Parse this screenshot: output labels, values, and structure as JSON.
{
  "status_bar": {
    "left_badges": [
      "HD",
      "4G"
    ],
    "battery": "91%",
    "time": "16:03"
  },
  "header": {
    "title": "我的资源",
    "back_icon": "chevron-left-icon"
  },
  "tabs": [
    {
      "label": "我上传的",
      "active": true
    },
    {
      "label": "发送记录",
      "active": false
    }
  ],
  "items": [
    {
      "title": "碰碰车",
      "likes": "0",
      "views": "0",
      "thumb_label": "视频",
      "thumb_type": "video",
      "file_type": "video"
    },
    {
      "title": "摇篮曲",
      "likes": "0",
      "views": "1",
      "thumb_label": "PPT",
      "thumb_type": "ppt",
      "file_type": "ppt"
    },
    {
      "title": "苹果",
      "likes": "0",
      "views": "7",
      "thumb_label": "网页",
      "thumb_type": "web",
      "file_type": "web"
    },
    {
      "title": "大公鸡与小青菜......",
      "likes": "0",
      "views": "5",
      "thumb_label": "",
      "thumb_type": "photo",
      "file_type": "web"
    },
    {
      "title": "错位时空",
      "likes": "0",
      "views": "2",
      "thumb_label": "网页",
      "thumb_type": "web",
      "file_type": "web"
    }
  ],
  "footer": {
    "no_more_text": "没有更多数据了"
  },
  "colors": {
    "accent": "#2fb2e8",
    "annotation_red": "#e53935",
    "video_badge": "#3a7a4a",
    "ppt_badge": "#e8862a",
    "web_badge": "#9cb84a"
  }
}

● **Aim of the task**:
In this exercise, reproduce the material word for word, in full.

● **Task answer**:
Parse this screenshot: output labels, values, and structure as JSON.
{
  "status_bar": {
    "left_badges": [
      "HD",
      "4G"
    ],
    "battery": "91%",
    "time": "16:03"
  },
  "header": {
    "title": "我的资源",
    "back_icon": "chevron-left-icon"
  },
  "tabs": [
    {
      "label": "我上传的",
      "active": true
    },
    {
      "label": "发送记录",
      "active": false
    }
  ],
  "items": [
    {
      "title": "碰碰车",
      "likes": "0",
      "views": "0",
      "thumb_label": "视频",
      "thumb_type": "video",
      "file_type": "video"
    },
    {
      "title": "摇篮曲",
      "likes": "0",
      "views": "1",
      "thumb_label": "PPT",
      "thumb_type": "ppt",
      "file_type": "ppt"
    },
    {
      "title": "苹果",
      "likes": "0",
      "views": "7",
      "thumb_label": "网页",
      "thumb_type": "web",
      "file_type": "web"
    },
    {
      "title": "大公鸡与小青菜......",
      "likes": "0",
      "views": "5",
      "thumb_label": "",
      "thumb_type": "photo",
      "file_type": "web"
    },
    {
      "title": "错位时空",
      "likes": "0",
      "views": "2",
      "thumb_label": "网页",
      "thumb_type": "web",
      "file_type": "web"
    }
  ],
  "footer": {
    "no_more_text": "没有更多数据了"
  },
  "colors": {
    "accent": "#2fb2e8",
    "annotation_red": "#e53935",
    "video_badge": "#3a7a4a",
    "ppt_badge": "#e8862a",
    "web_badge": "#9cb84a"
  }
}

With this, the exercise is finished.